What is being asked => In the entries below, find every line with "hybrid" and copy it.

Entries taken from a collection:
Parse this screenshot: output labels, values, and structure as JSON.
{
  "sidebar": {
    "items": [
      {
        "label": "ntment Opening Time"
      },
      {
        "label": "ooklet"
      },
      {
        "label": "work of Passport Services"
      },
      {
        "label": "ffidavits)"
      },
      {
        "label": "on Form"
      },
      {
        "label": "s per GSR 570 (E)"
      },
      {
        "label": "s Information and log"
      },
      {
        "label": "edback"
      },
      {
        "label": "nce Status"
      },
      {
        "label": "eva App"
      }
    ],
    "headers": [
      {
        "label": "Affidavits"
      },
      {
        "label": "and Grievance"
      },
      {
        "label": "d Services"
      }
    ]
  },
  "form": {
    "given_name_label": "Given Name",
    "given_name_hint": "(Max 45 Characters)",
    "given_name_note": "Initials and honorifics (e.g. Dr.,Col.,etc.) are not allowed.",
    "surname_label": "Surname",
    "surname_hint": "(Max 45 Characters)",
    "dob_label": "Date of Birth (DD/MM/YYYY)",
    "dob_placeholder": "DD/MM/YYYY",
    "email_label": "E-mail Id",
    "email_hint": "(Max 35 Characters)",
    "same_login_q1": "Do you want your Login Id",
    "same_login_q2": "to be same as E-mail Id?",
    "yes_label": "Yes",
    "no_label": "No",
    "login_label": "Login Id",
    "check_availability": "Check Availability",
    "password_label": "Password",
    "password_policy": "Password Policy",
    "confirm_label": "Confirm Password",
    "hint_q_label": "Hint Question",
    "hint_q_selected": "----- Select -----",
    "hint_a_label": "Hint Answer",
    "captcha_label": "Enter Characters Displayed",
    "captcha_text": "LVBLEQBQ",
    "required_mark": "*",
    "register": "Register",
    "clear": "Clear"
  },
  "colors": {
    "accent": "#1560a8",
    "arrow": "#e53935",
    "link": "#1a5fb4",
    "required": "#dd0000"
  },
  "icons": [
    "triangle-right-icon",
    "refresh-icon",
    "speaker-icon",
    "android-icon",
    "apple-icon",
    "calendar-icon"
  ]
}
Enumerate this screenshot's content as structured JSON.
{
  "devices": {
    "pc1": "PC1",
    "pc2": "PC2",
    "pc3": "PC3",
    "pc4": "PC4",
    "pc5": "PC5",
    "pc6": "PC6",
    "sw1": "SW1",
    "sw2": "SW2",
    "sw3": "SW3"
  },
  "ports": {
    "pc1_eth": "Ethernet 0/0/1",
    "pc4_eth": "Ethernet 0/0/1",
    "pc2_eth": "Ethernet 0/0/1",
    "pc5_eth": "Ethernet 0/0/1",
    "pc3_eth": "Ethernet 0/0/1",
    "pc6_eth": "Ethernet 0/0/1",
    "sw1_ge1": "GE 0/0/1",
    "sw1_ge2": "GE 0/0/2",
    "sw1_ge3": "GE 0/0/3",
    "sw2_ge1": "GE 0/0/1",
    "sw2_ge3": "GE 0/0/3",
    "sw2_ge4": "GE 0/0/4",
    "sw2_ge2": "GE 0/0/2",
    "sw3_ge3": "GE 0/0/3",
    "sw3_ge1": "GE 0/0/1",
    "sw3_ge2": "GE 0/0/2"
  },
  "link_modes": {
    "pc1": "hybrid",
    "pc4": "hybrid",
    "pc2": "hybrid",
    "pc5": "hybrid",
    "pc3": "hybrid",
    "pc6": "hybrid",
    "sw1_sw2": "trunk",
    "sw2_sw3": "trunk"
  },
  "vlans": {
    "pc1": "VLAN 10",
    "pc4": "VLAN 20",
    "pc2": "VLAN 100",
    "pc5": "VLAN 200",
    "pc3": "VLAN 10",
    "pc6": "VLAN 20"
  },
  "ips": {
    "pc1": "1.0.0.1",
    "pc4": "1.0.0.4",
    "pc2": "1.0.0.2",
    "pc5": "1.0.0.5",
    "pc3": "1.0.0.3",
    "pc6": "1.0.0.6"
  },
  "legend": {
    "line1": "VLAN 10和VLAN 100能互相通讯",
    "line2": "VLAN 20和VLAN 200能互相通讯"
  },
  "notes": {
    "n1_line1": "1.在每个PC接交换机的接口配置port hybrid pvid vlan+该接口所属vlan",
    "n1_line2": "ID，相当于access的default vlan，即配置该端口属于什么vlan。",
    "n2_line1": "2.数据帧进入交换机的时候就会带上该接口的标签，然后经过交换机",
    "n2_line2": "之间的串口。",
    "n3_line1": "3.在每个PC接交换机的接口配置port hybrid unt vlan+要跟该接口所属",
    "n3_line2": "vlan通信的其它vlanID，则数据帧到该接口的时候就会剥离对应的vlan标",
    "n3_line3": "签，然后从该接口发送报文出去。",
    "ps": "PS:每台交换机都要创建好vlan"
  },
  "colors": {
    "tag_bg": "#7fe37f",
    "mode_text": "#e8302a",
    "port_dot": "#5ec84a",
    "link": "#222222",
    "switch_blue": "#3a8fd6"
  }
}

Task response =>
    "pc1": "hybrid",
    "pc4": "hybrid",
    "pc2": "hybrid",
    "pc5": "hybrid",
    "pc3": "hybrid",
    "pc6": "hybrid",
    "n1_line1": "1.在每个PC接交换机的接口配置port hybrid pvid vlan+该接口所属vlan",
    "n3_line1": "3.在每个PC接交换机的接口配置port hybrid unt vlan+要跟该接口所属",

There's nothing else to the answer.